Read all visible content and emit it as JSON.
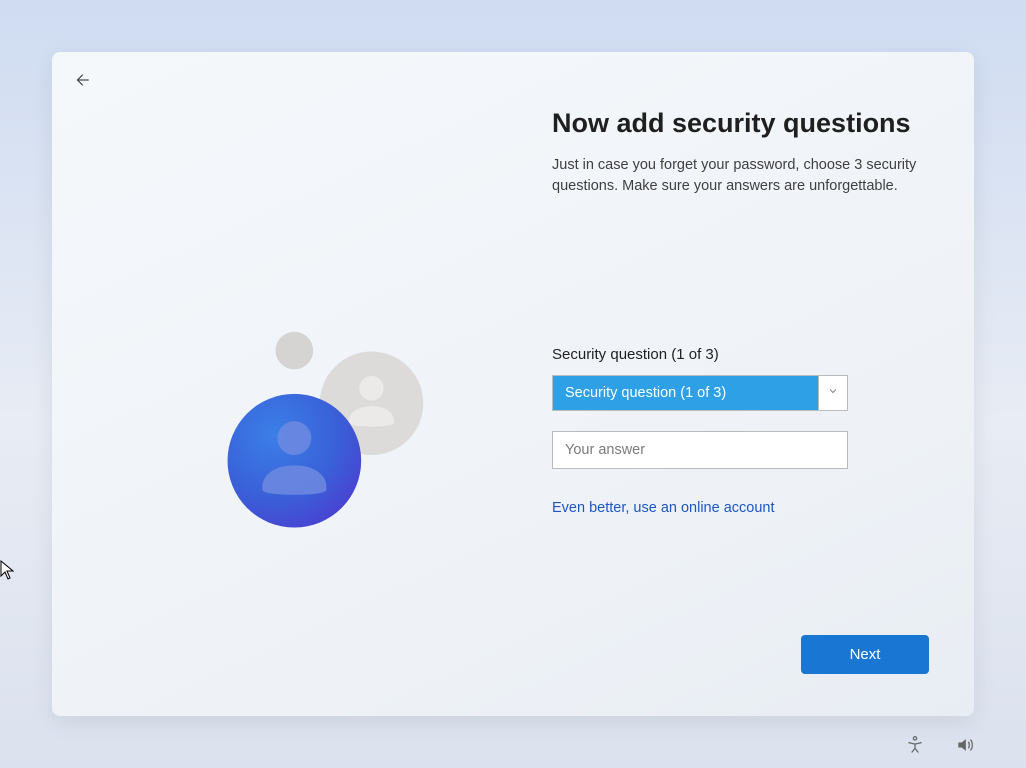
{
  "main": {
    "title": "Now add security questions",
    "subtitle": "Just in case you forget your password, choose 3 security questions. Make sure your answers are unforgettable.",
    "question_label": "Security question (1 of 3)",
    "question_selected": "Security question (1 of 3)",
    "answer_placeholder": "Your answer",
    "online_account_link": "Even better, use an online account",
    "next_button": "Next"
  },
  "icons": {
    "back": "back-arrow-icon",
    "chevron": "chevron-down-icon",
    "accessibility": "accessibility-icon",
    "volume": "volume-icon",
    "cursor": "mouse-cursor"
  }
}
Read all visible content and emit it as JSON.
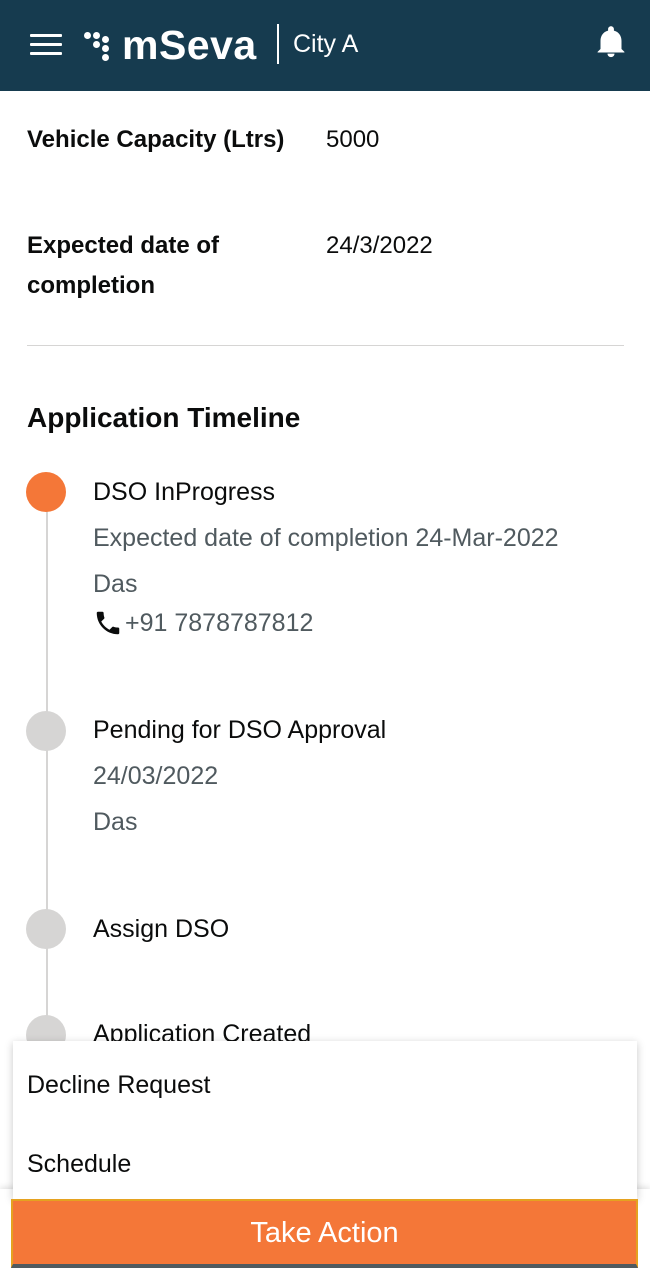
{
  "header": {
    "app_name": "mSeva",
    "city": "City A",
    "menu_icon": "hamburger-menu-icon",
    "notification_icon": "bell-icon",
    "colors": {
      "background": "#163b4f",
      "text": "#ffffff"
    }
  },
  "details": [
    {
      "label": "Vehicle Capacity (Ltrs)",
      "value": "5000"
    },
    {
      "label": "Expected date of completion",
      "value": "24/3/2022"
    }
  ],
  "timeline": {
    "title": "Application Timeline",
    "items": [
      {
        "status": "DSO InProgress",
        "detail": "Expected date of completion 24-Mar-2022",
        "assignee": "Das",
        "phone": "+91 7878787812",
        "active": true
      },
      {
        "status": "Pending for DSO Approval",
        "date": "24/03/2022",
        "assignee": "Das",
        "active": false
      },
      {
        "status": "Assign DSO",
        "active": false
      },
      {
        "status": "Application Created",
        "active": false
      }
    ],
    "colors": {
      "active": "#f47738",
      "inactive": "#d6d5d4"
    }
  },
  "action_menu": {
    "items": [
      "Decline Request",
      "Schedule"
    ]
  },
  "footer": {
    "take_action_label": "Take Action",
    "colors": {
      "button": "#f47738"
    }
  }
}
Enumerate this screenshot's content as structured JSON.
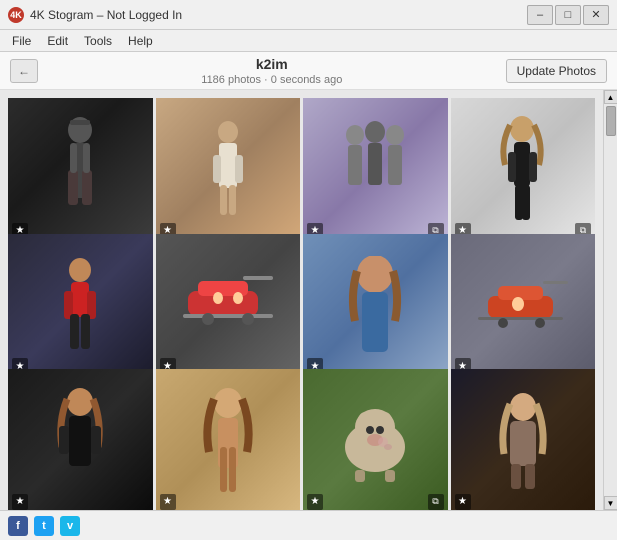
{
  "window": {
    "title": "4K Stogram – Not Logged In",
    "icon": "4K"
  },
  "title_controls": {
    "minimize": "–",
    "maximize": "□",
    "close": "✕"
  },
  "menu": {
    "items": [
      "File",
      "Edit",
      "Tools",
      "Help"
    ]
  },
  "toolbar": {
    "back_label": "←",
    "profile_name": "k2im",
    "profile_meta": "1186 photos · 0 seconds ago",
    "update_button": "Update Photos"
  },
  "photos": [
    {
      "id": 1,
      "color_class": "p1",
      "has_star": true,
      "has_gallery": false
    },
    {
      "id": 2,
      "color_class": "p2",
      "has_star": true,
      "has_gallery": false
    },
    {
      "id": 3,
      "color_class": "p3",
      "has_star": true,
      "has_gallery": true
    },
    {
      "id": 4,
      "color_class": "p4",
      "has_star": true,
      "has_gallery": true
    },
    {
      "id": 5,
      "color_class": "p5",
      "has_star": true,
      "has_gallery": false
    },
    {
      "id": 6,
      "color_class": "p6",
      "has_star": true,
      "has_gallery": false
    },
    {
      "id": 7,
      "color_class": "p7",
      "has_star": true,
      "has_gallery": false
    },
    {
      "id": 8,
      "color_class": "p8",
      "has_star": true,
      "has_gallery": false
    },
    {
      "id": 9,
      "color_class": "p9",
      "has_star": true,
      "has_gallery": false
    },
    {
      "id": 10,
      "color_class": "p10",
      "has_star": true,
      "has_gallery": false
    },
    {
      "id": 11,
      "color_class": "p11",
      "has_star": true,
      "has_gallery": true
    },
    {
      "id": 12,
      "color_class": "p12",
      "has_star": true,
      "has_gallery": false
    }
  ],
  "status_bar": {
    "social_icons": [
      "f",
      "t",
      "v"
    ]
  },
  "icons": {
    "star": "★",
    "gallery": "⧉",
    "back": "◀",
    "scroll_up": "▲",
    "scroll_down": "▼"
  }
}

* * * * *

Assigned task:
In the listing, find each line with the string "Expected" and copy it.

Solution:
      "label": "Expected date of completion",
        "detail": "Expected date of completion 24-Mar-2022",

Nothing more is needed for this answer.